Needless to say, that's not how it works. 

The Bruins' price tag to acquire Pastrnak will be steep. And rightfully so. Why should they just give him away?

But the Flyers have the reserves that could raise Sweeney's eyebrows.

The Flyers' farm system is so deep and stocked that it was named the top farm system in the league earlier this week by ESPN. And the fact of the matter is not all of those prospects will ever wear orange and black. The farm system not only helps improve the club from within, but it also gives Hextall and the Flyers the ability to be flexible and tap into those reserves and make exterior moves to help improve the club. This would be one of those times. 

What would it take to get Pastrnak south down I-95 to Philadelphia? Just spitballing here, but think a top prospect (maybe two), a high draft pick and a young, NHL-ready player. So let's say Travis Sanheim/Sam Morin (or both), a first-round pick and Weal. Again, just a shot in the dark with a guess there. The Flyers' untouchables should be Provorov (duh), Shayne Gostisbehere, Konecny, Patrick, German Rubtsov and Carter Hart. Anyone else I'd be at least willing to listen on. 

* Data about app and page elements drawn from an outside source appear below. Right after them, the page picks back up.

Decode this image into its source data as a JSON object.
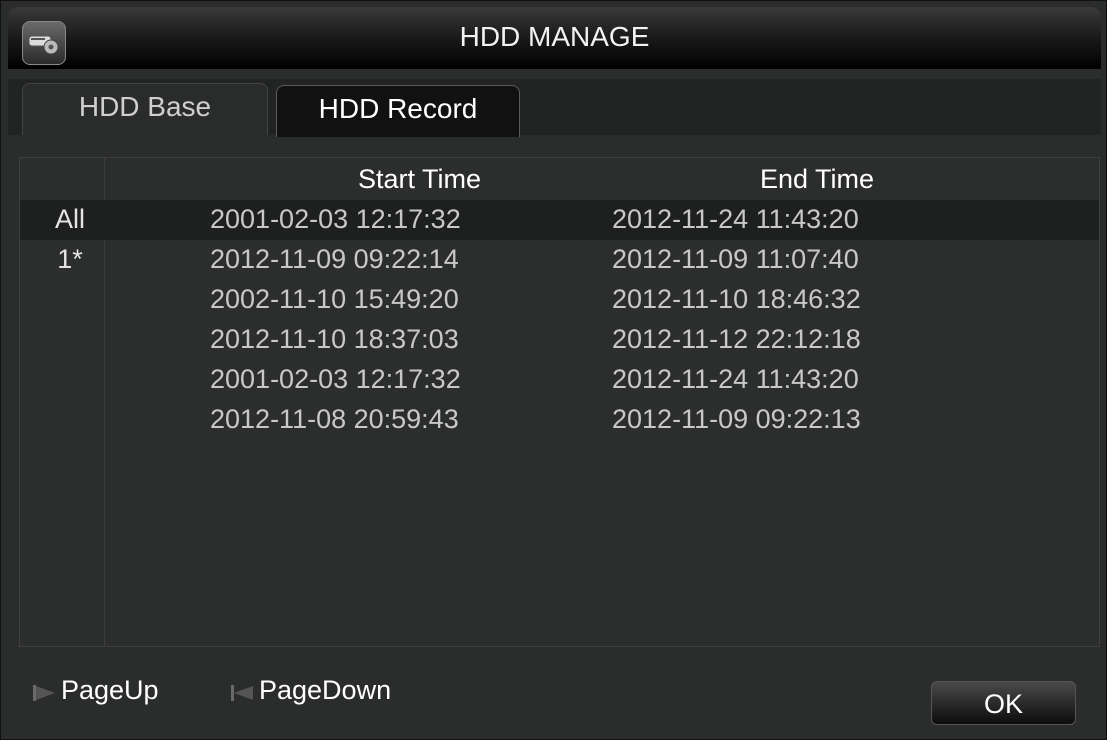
{
  "window": {
    "title": "HDD MANAGE",
    "icon": "hdd-tools-icon"
  },
  "tabs": [
    {
      "label": "HDD Base",
      "active": false
    },
    {
      "label": "HDD Record",
      "active": true
    }
  ],
  "table": {
    "headers": {
      "channel": "",
      "start": "Start Time",
      "end": "End Time"
    },
    "rows": [
      {
        "channel": "All",
        "start": "2001-02-03 12:17:32",
        "end": "2012-11-24 11:43:20"
      },
      {
        "channel": "1*",
        "start": "2012-11-09 09:22:14",
        "end": "2012-11-09 11:07:40"
      },
      {
        "channel": "",
        "start": "2002-11-10 15:49:20",
        "end": "2012-11-10 18:46:32"
      },
      {
        "channel": "",
        "start": "2012-11-10 18:37:03",
        "end": "2012-11-12 22:12:18"
      },
      {
        "channel": "",
        "start": "2001-02-03 12:17:32",
        "end": "2012-11-24 11:43:20"
      },
      {
        "channel": "",
        "start": "2012-11-08 20:59:43",
        "end": "2012-11-09 09:22:13"
      }
    ]
  },
  "footer": {
    "page_up": "PageUp",
    "page_down": "PageDown",
    "ok": "OK"
  }
}
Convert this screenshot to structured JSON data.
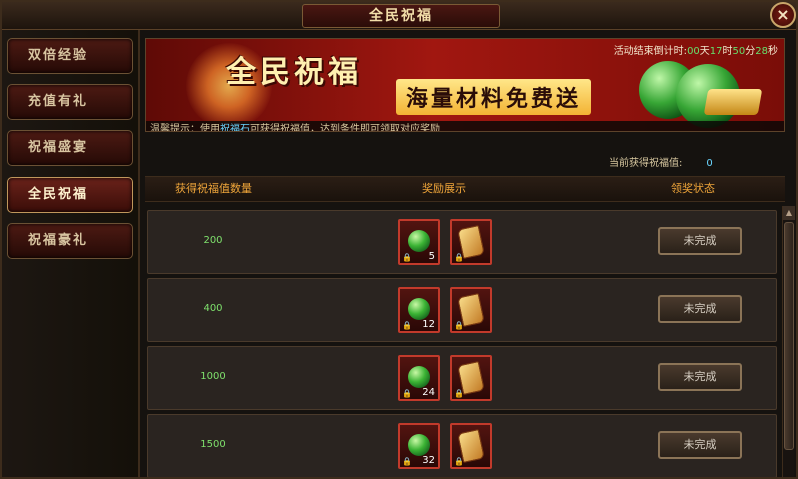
{
  "window": {
    "title": "全民祝福",
    "close_label": "×"
  },
  "sidebar": {
    "tabs": [
      {
        "label": "双倍经验"
      },
      {
        "label": "充值有礼"
      },
      {
        "label": "祝福盛宴"
      },
      {
        "label": "全民祝福",
        "active": true
      },
      {
        "label": "祝福豪礼"
      }
    ]
  },
  "banner": {
    "headline": "全民祝福",
    "subline": "海量材料免费送",
    "countdown": {
      "prefix": "活动结束倒计时:",
      "days": "00",
      "days_unit": "天",
      "hours": "17",
      "hours_unit": "时",
      "minutes": "50",
      "minutes_unit": "分",
      "seconds": "28",
      "seconds_unit": "秒"
    },
    "tip_prefix": "温馨提示：使用",
    "tip_item": "祝福石",
    "tip_suffix": "可获得祝福值，达到条件即可领取对应奖励"
  },
  "current": {
    "label": "当前获得祝福值:",
    "value": "0"
  },
  "table": {
    "headers": {
      "amount": "获得祝福值数量",
      "rewards": "奖励展示",
      "status": "领奖状态"
    },
    "rows": [
      {
        "amount": "200",
        "gem_count": "5",
        "status": "未完成"
      },
      {
        "amount": "400",
        "gem_count": "12",
        "status": "未完成"
      },
      {
        "amount": "1000",
        "gem_count": "24",
        "status": "未完成"
      },
      {
        "amount": "1500",
        "gem_count": "32",
        "status": "未完成"
      }
    ]
  },
  "icons": {
    "reward_gem": "green-gem-icon",
    "reward_scroll": "scroll-icon",
    "lock": "lock-icon"
  },
  "colors": {
    "accent_gold": "#f0a63a",
    "countdown_digits": "#65e16d",
    "amount_text": "#7ee06c",
    "highlight_blue": "#6ad6ff"
  }
}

Poaching the organizational depth and handing over draft picks isn't Hextall's traditional way of doing business. But there are extenuating circumstances sometimes. And a deal for Pastrnak would be one of those times.